• **WHAT TO WORK ON**
Your task is to retype each line of the data below exactly.

• **Saved entries**
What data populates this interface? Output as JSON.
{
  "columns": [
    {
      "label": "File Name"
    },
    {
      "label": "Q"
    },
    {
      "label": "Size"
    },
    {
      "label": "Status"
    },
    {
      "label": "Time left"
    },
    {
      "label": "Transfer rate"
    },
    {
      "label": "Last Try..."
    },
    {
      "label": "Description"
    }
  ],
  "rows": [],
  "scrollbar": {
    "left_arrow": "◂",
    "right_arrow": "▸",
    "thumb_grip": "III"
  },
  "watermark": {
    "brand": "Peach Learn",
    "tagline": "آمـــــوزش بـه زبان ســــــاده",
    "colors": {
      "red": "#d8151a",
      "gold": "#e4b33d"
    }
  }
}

• **COMPLETED EXERCISE**
What data populates this interface? Output as JSON.
{
  "columns": [
    {
      "label": "File Name"
    },
    {
      "label": "Q"
    },
    {
      "label": "Size"
    },
    {
      "label": "Status"
    },
    {
      "label": "Time left"
    },
    {
      "label": "Transfer rate"
    },
    {
      "label": "Last Try..."
    },
    {
      "label": "Description"
    }
  ],
  "rows": [],
  "scrollbar": {
    "left_arrow": "◂",
    "right_arrow": "▸",
    "thumb_grip": "III"
  },
  "watermark": {
    "brand": "Peach Learn",
    "tagline": "آمـــــوزش بـه زبان ســــــاده",
    "colors": {
      "red": "#d8151a",
      "gold": "#e4b33d"
    }
  }
}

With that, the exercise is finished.